Specifically, California bees and blooms.
Even more specifically, undomesticated bees (that is, not honey bees).
Did you know that:
- Of the 4000 undomesticated bee species in the United States, some 1600 species are found in California?
- Seventy percent of bees nest in the ground, and 30 percent in pre-existing cavities?
Like honey bees, native bees are declining due to pesticides, habitat destruction and fragmentation, global climate change, drought and other extreme weather events, and lack of nutrition.

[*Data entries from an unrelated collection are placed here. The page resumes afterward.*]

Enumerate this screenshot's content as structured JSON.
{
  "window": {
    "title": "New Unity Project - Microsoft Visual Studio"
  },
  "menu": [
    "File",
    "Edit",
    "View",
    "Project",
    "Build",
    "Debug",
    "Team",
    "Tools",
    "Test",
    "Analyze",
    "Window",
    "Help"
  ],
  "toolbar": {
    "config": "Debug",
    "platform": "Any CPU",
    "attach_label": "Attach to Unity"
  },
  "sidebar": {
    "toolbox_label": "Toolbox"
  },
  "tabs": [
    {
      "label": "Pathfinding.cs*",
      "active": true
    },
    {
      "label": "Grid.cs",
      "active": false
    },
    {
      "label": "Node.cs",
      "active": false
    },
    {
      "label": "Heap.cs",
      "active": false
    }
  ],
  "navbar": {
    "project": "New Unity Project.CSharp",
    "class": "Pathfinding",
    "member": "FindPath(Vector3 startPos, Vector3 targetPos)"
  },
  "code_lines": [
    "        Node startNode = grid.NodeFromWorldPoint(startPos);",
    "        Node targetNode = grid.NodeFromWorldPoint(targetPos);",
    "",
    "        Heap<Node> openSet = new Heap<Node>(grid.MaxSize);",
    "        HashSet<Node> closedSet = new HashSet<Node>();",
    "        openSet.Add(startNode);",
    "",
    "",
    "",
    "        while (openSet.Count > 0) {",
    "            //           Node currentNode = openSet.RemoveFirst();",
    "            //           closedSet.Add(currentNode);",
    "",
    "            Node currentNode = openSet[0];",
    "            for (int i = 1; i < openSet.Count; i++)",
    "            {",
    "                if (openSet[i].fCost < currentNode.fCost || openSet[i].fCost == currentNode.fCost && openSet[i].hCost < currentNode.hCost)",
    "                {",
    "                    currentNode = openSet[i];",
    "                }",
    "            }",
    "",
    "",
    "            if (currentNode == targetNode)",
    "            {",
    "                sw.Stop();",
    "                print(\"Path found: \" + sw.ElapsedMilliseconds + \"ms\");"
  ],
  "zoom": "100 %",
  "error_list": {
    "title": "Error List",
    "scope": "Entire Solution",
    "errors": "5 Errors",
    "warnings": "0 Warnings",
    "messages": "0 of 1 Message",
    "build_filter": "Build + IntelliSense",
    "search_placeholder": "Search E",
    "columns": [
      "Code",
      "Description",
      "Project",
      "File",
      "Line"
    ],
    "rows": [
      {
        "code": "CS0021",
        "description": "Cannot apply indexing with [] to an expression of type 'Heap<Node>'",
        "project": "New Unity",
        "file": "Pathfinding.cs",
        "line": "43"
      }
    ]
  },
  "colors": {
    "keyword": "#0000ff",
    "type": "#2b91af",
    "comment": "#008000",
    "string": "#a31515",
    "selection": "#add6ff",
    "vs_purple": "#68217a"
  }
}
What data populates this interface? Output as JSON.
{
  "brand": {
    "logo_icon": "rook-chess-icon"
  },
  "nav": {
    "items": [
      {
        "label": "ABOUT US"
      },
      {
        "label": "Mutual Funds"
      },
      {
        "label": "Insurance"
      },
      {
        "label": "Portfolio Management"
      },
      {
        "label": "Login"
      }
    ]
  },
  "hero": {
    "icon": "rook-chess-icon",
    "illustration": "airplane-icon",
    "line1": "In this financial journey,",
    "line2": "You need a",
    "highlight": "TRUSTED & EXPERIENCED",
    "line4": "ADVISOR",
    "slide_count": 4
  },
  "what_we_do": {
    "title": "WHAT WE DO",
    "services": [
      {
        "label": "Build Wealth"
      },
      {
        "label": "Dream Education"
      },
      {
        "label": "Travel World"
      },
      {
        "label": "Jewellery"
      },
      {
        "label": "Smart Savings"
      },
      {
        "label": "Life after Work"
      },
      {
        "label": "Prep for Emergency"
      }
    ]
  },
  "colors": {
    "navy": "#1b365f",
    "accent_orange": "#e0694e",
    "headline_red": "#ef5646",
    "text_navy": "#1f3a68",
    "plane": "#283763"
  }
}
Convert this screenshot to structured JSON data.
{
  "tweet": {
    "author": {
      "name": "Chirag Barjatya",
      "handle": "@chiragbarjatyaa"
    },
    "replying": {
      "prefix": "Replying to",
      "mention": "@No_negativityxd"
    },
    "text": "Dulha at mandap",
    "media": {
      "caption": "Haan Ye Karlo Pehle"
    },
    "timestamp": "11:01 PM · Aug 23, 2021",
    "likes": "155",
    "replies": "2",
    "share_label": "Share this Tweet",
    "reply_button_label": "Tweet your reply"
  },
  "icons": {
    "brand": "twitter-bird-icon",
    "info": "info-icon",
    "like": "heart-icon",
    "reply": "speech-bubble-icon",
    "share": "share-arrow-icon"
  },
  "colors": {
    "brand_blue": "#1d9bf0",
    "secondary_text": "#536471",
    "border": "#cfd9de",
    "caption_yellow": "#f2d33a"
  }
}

Native pollinator specialist Thorp, a Bohart Museum associate, is a distinguished emeritus professor, UC Davis Department of Entomology and Nematology and also the co-author of Bumble Bees of North America: An Identification Guide (Princeton University Press). He retired in 1994 after 30 years of teaching, research and mentoring graduate students but continues his research on pollination biology and ecology, systematics, biodiversity, and conservation of bees, especially bumble bees. Among his special interests: native bees of the vernal pool ecosystem.He maintains his office in the Harry H. Laidlaw Jr. Honey Bee Research Facility on Bee Biology Road, west of the central campus.
Native bee expert Frankie is a professor and research entomologist at UC Berkeley. His specialty is behavioral ecology of solitary bees in wildland, agricultural, and urban environments of California and Costa Rica. More information on his projects can be found at www.helpabee.org. See also the Bay Nature interview.
Coville, who holds a doctorate in entomology from UC Berkeley, is a noted insect and spider photographer. Check out the photos on his website. Coville also has a strong interest in the biology and behavior of Hymenoptera and has published papers on Trypoxylon wasps and Centris bees.
Ertter is curator of Western North American Botany at the University and Jepson Herbaria, UC Berkeley. Primary research interests include western floristics (including the East Bay), systematics of several members of the rose family (that is,, Potentilla, Ivesia, Rosa), and the history of western botany.
California Bees and Blooms showcases 22 of the most common genera (and six species of cuckoo bees). You can learn about their distinctive behavior, social structure, flight season, preferred flowers (there are more than 6500 flowering species or angiosperms in California), and enemies, such as praying mantids.
The some 200 photos in the book will help you identify native bees, such as the bumble bee and carpenter bee below. We found these foraging in our backyard pollinator garden.